Florence Yee is a 2.5 generation, Cantonese-struggling visual artist based in Tkaronto/Toronto and Tiohtià:ke/Montreal. Their interest in Cantonese-Canadian history has fueled an art practice examining the daily life of their diaspora. Having graduated with a Bachelor of Fine Arts from Concordia University, they work with community groups for visual culture, such as Articule, La Centrale (both artist-run centers), and the Ethnocultural Art Histories Research group (EAHR). They have completed residencies at the Ottawa School of Art, the Concordia Fine Arts Reading Room, la Galerie du Nouvel-Ontario, as well as the John and Maggie Mitchell Art Gallery. They are now pursuing an MFA at OCAD U in Interdisciplinary Art, Media and Design as a Delaney Scholar. They are represented by Studio Sixty-Six.
I was once told that my work is a collection of purposefully bad forgeries. Much of my interdisciplinary practice of installation, painting, fibers and sculpture relies on a methodology of copying, tracing, re-staging and re-making. The act of physical reproduction mirrors my interest in cultural reproduction, the ways in which a generation transmits knowledge to the next, and how it has been interrupted in my family.

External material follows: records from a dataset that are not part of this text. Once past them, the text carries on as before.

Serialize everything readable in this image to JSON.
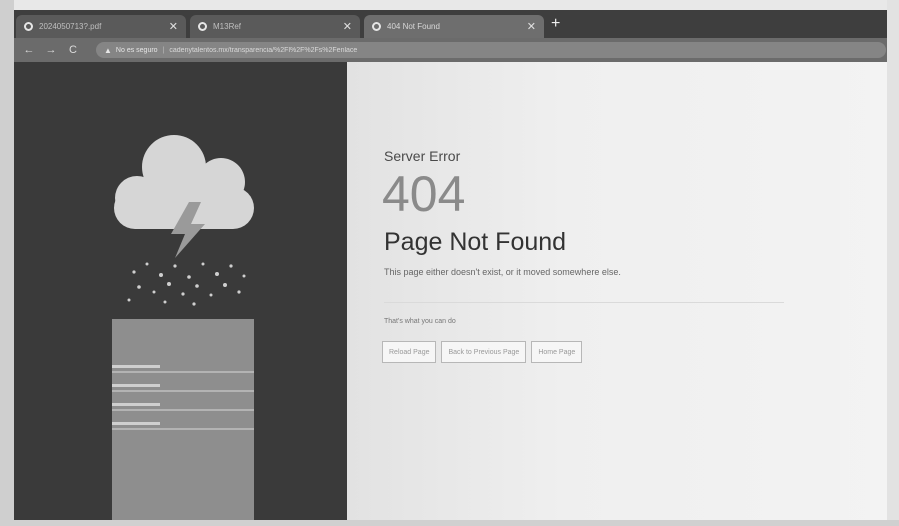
{
  "browser": {
    "tabs": [
      {
        "title": "2024050713?.pdf",
        "close": "✕"
      },
      {
        "title": "M13Ref",
        "close": "✕"
      },
      {
        "title": "404 Not Found",
        "close": "✕"
      }
    ],
    "new_tab": "+",
    "nav": {
      "back": "←",
      "forward": "→",
      "reload": "C"
    },
    "address": {
      "security_label": "No es seguro",
      "url": "cadenytalentos.mx/transparencia/%2Fl%2F%2Fs%2Fenlace"
    }
  },
  "error_page": {
    "eyebrow": "Server Error",
    "code": "404",
    "heading": "Page Not Found",
    "description": "This page either doesn't exist, or it moved somewhere else.",
    "prompt": "That's what you can do",
    "buttons": [
      "Reload Page",
      "Back to Previous Page",
      "Home Page"
    ]
  },
  "colors": {
    "sidebar": "#3a3a3a",
    "page": "#f1f1f1",
    "heading": "#333333",
    "code": "#8a8a8a"
  },
  "icons": [
    "favicon-icon",
    "close-icon",
    "back-icon",
    "forward-icon",
    "reload-icon",
    "not-secure-icon",
    "cloud-icon",
    "lightning-icon",
    "rain-icon",
    "server-tower-icon"
  ]
}
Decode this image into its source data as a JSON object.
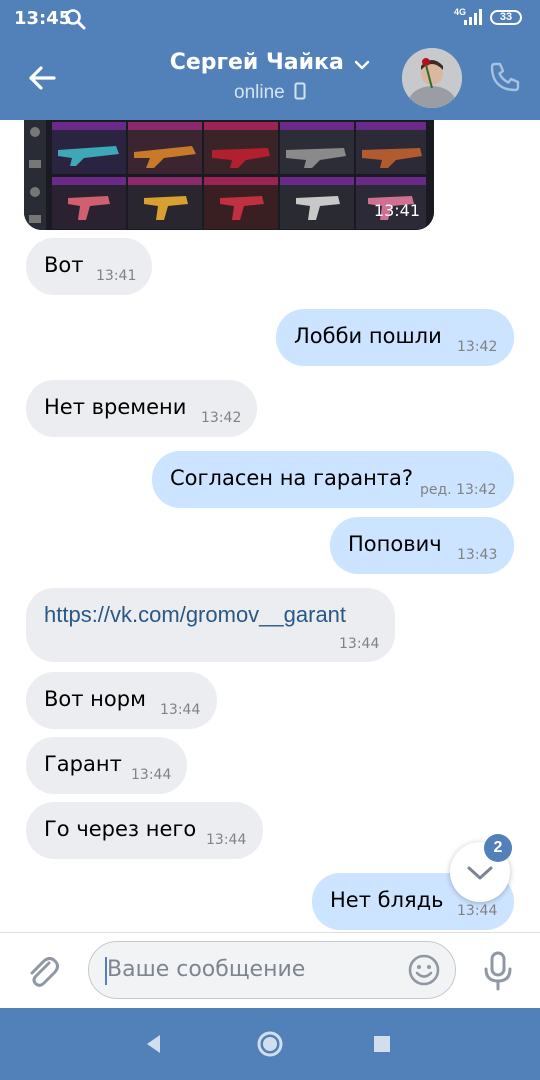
{
  "status_bar": {
    "time": "13:45",
    "network": "4G",
    "battery": "33"
  },
  "header": {
    "title": "Сергей Чайка",
    "subtitle": "online"
  },
  "image_message": {
    "time": "13:41"
  },
  "messages": [
    {
      "text": "Вот",
      "time": "13:41",
      "direction": "incoming"
    },
    {
      "text": "Лобби пошли",
      "time": "13:42",
      "direction": "outgoing"
    },
    {
      "text": "Нет времени",
      "time": "13:42",
      "direction": "incoming"
    },
    {
      "text": "Согласен на гаранта?",
      "time": "ред. 13:42",
      "direction": "outgoing"
    },
    {
      "text": "Попович",
      "time": "13:43",
      "direction": "outgoing"
    },
    {
      "text": "https://vk.com/gromov__garant",
      "time": "13:44",
      "direction": "incoming",
      "link": true
    },
    {
      "text": "Вот норм",
      "time": "13:44",
      "direction": "incoming"
    },
    {
      "text": "Гарант",
      "time": "13:44",
      "direction": "incoming"
    },
    {
      "text": "Го через него",
      "time": "13:44",
      "direction": "incoming"
    },
    {
      "text": "Нет блядь",
      "time": "13:44",
      "direction": "outgoing"
    }
  ],
  "unread_badge": "2",
  "composer": {
    "placeholder": "Ваше сообщение"
  },
  "colors": {
    "brand": "#5181b8",
    "incoming_bubble": "#ebedf0",
    "outgoing_bubble": "#cce4ff",
    "link": "#2a5885"
  },
  "icons": [
    "search-icon",
    "back-arrow-icon",
    "chevron-down-icon",
    "phone-icon",
    "paperclip-icon",
    "smile-icon",
    "microphone-icon",
    "nav-back-icon",
    "nav-home-icon",
    "nav-recents-icon",
    "chevron-down-icon"
  ]
}
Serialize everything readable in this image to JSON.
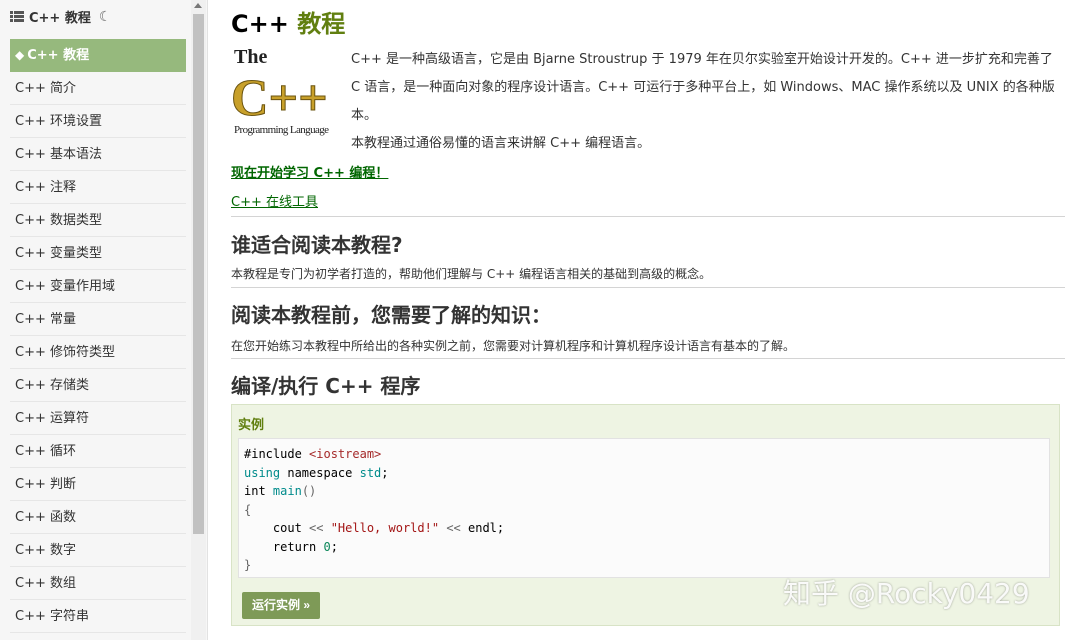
{
  "sidebar": {
    "header_title": "C++ 教程",
    "items": [
      {
        "label": "C++ 教程"
      },
      {
        "label": "C++ 简介"
      },
      {
        "label": "C++ 环境设置"
      },
      {
        "label": "C++ 基本语法"
      },
      {
        "label": "C++ 注释"
      },
      {
        "label": "C++ 数据类型"
      },
      {
        "label": "C++ 变量类型"
      },
      {
        "label": "C++ 变量作用域"
      },
      {
        "label": "C++ 常量"
      },
      {
        "label": "C++ 修饰符类型"
      },
      {
        "label": "C++ 存储类"
      },
      {
        "label": "C++ 运算符"
      },
      {
        "label": "C++ 循环"
      },
      {
        "label": "C++ 判断"
      },
      {
        "label": "C++ 函数"
      },
      {
        "label": "C++ 数字"
      },
      {
        "label": "C++ 数组"
      },
      {
        "label": "C++ 字符串"
      }
    ]
  },
  "main": {
    "title_prefix": "C++",
    "title_accent": "教程",
    "logo_text": {
      "top": "The",
      "middle": "C++",
      "bottom": "Programming Language"
    },
    "intro": [
      "C++ 是一种高级语言，它是由 Bjarne Stroustrup 于 1979 年在贝尔实验室开始设计开发的。C++ 进一步扩充和完善了 C 语言，是一种面向对象的程序设计语言。C++ 可运行于多种平台上，如 Windows、MAC 操作系统以及 UNIX 的各种版本。",
      "本教程通过通俗易懂的语言来讲解 C++ 编程语言。"
    ],
    "start_link": "现在开始学习 C++ 编程！",
    "online_link": "C++ 在线工具",
    "section1_heading": "谁适合阅读本教程?",
    "section1_text": "本教程是专门为初学者打造的，帮助他们理解与 C++ 编程语言相关的基础到高级的概念。",
    "section2_heading": "阅读本教程前，您需要了解的知识：",
    "section2_text": "在您开始练习本教程中所给出的各种实例之前，您需要对计算机程序和计算机程序设计语言有基本的了解。",
    "section3_heading": "编译/执行 C++ 程序",
    "example_title": "实例",
    "code": {
      "l1_a": "#include ",
      "l1_b": "<iostream>",
      "l2_a": "using",
      "l2_b": " namespace ",
      "l2_c": "std",
      "l2_d": ";",
      "l3_a": "int",
      "l3_b": " ",
      "l3_c": "main",
      "l3_d": "()",
      "l4": "{",
      "l5_a": "    cout ",
      "l5_b": "<<",
      "l5_c": " \"Hello, world!\" ",
      "l5_d": "<<",
      "l5_e": " endl;",
      "l6_a": "    return ",
      "l6_b": "0",
      "l6_c": ";",
      "l7": "}"
    },
    "run_button": "运行实例 »"
  },
  "watermark": "知乎 @Rocky0429",
  "colors": {
    "accent": "#617f10",
    "sidebar_active": "#96b97d",
    "example_bg": "#eef4e3",
    "run_button": "#7e9a57",
    "link": "#006600"
  }
}
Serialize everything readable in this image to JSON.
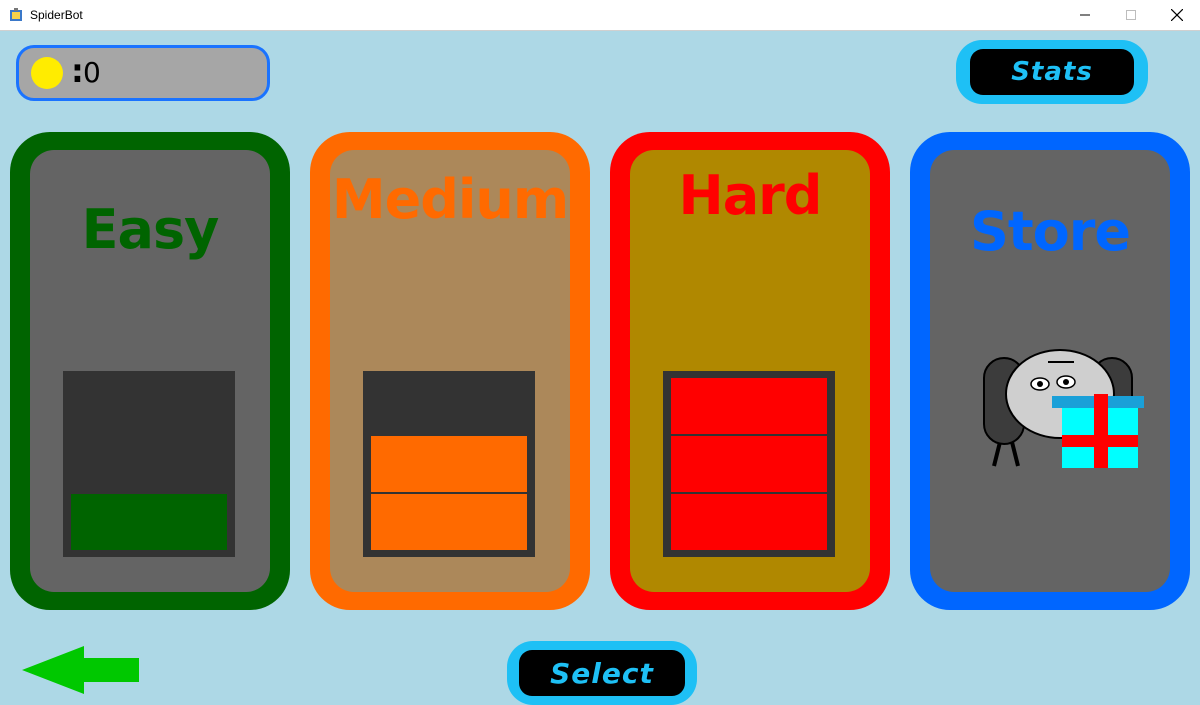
{
  "window": {
    "title": "SpiderBot"
  },
  "hud": {
    "coin_separator": ":",
    "coin_count": "0"
  },
  "buttons": {
    "stats_label": "Stats",
    "select_label": "Select"
  },
  "cards": [
    {
      "id": "easy",
      "label": "Easy",
      "border_color": "#006400",
      "inner_color": "#646464",
      "text_color": "#006400",
      "bars_filled": 1,
      "bar_color": "#006400"
    },
    {
      "id": "medium",
      "label": "Medium",
      "border_color": "#ff6a00",
      "inner_color": "#ac885a",
      "text_color": "#ff6a00",
      "bars_filled": 2,
      "bar_color": "#ff6a00"
    },
    {
      "id": "hard",
      "label": "Hard",
      "border_color": "#ff0000",
      "inner_color": "#b08800",
      "text_color": "#ff0000",
      "bars_filled": 3,
      "bar_color": "#ff0000"
    },
    {
      "id": "store",
      "label": "Store",
      "border_color": "#0066ff",
      "inner_color": "#646464",
      "text_color": "#0066ff"
    }
  ],
  "colors": {
    "background": "#add8e6",
    "accent_cyan": "#1ec0f5",
    "back_arrow": "#00c800",
    "coin": "#ffec00"
  },
  "icons": {
    "back": "left-arrow-icon",
    "store": "robot-gift-icon",
    "coin": "coin-icon"
  }
}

From the displacement of war and unspoken intergenerational trauma, many traditions, histories and languages were not fully imparted onto me, leaving me to often feel like a bad forgery of my grandparents. This exploration of “authenticity” and “failure” has prompted my practice to commemorate the objects and experiences of my Cantonese-Canadian/Québécoise diaspora, mostly through my relationships with my grandmother and my struggles with language. Hence, text (in English, French and romanized Cantonese) have been key components of my recent work.
My interest in text-based textiles stems from their ubiquity and domesticity. Often seen as cheap, tacky or worthless copies, I hope that the investment of my research may endow everyday objects with their due importance in defining diasporic cultures. The rituals and personal experiences surrounding their consumption reveal a daily reliance on their existence, despite how easily they may be ignored. Despite the liberal multiculturalism that is nationally sanctioned, it only values culture as novelty acts, food at festivals and costumes on holidays, what Dr. Yasmin Jiwani calls “ethnic exotica,” while erasing everything else. Although they have been used as signifiers of our own alienation, perhaps these objects can be reclaimed to shape alternative ideas of authenticity away from romanticizing traditional, static identities grounded in one space or one time. Prioritizing fluidity and self-representation, my artwork problematizes a sense of belonging, whether wrongful or desired.
Through the lens of decolonial, feminist and critical race theories, I aim to subvert expectations of East Asian narratives in North America, while also situating its privileges in the larger context of Black, Brown and Indigenous peoples’ racialization. My appearance as a visible minority in Canadian society and my family’s history have influenced much of my work to address preconceived notions of Otherness. It situates itself between my experiences of being a local to what is commonly called Montreal, but also part of a generational diaspora of marginalized and misrepresented people in North America. My body of work deconstructs the nationalism and pseudo-post-nationalism that Canadians have been trying to use in defining a collective identity. I use my art practice as a path to reinstate my full complexity as a queer Cantonese femme who does like white jasmine rice, but also likes cheesecake.